The compact seven-seat Toyota Verso is the first model from the brand to feature a BMW-sourced 1.6-litre diesel. It’s essentially the same engine that was used in the previous-generation MINI Cooper D – but how does it fare in the family-focused Verso on UK roads?
The unit has less power and torque than the 2.0 diesel it replaces: it delivers 110bhp and 270Nm, which represent drops of 12bhp and 40Nm respectively. But you wouldn’t know it, as it pulls strongly and the Verso picks up nicely from low down in the rev range.
Toyota has also tweaked the engine mounts to help deliver that power more smoothly, with things remaining hushed at low speeds.
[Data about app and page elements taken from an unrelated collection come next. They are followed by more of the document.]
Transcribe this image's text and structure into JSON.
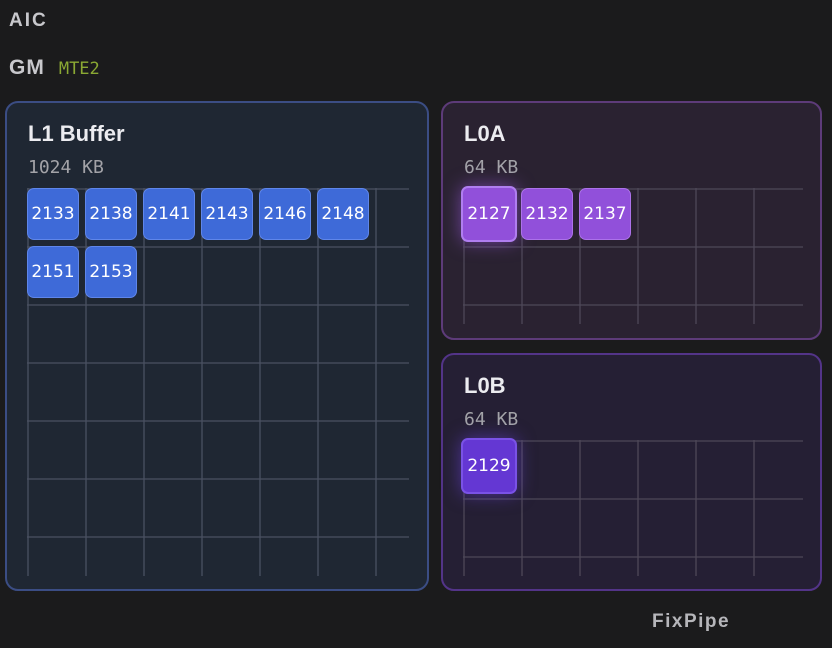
{
  "header": {
    "title": "AIC"
  },
  "gm": {
    "label": "GM",
    "pipe": "MTE2"
  },
  "footer": {
    "label": "FixPipe"
  },
  "panels": {
    "l1": {
      "title": "L1 Buffer",
      "size": "1024 KB",
      "tiles": [
        "2133",
        "2138",
        "2141",
        "2143",
        "2146",
        "2148",
        "2151",
        "2153"
      ]
    },
    "l0a": {
      "title": "L0A",
      "size": "64 KB",
      "tiles": [
        "2127",
        "2132",
        "2137"
      ]
    },
    "l0b": {
      "title": "L0B",
      "size": "64 KB",
      "tiles": [
        "2129"
      ]
    }
  },
  "colors": {
    "background": "#1b1b1c",
    "l1_tile": "#3e6ad8",
    "l0a_tile": "#9150da",
    "l0b_tile": "#6437d3",
    "mte_label": "#8aa833"
  }
}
But press on past 3,000rpm and it begins to sound gruff and quickly runs out of steam.
Numb handling and limited braking feel also undo some of Toyota’s good work, but new springs give a cushioned ride. Shortcomings in performance are made up for by reduced running costs as the smaller engine is cleaner and more efficient, returning a claimed 62.8mpg and emitting 119g/km of CO2. The old 2.0-litre engine could do 57.6mpg.
Although an improvement, the Verso still can’t match its main European rivals from Renault or Citroen. It falls short on practicality, too. The Toyota’s one of the smallest seven-seat MPVs in its class, which makes it easy to park or drive in congested city streets, but significantly eats into space in the cabin.
The 440-litre boot is way off the Citroen Grand C4 Picasso’s 632-litre load area, and the third row of seats is a little too cramped. On the plus side, the flat floor means you can seat three adults in the middle row, while the simple tumble-and-fold seating mechanism leaves a perfectly flat loading bay.
Our top-spec Excel was well kitted out with Touch 2 infotainment, a rear-view camera, DAB radio and dual-zone climate control as standard. Unfortunately, the interior lacks any sort of sparkle, dulled by the flimsy materials and bare dash.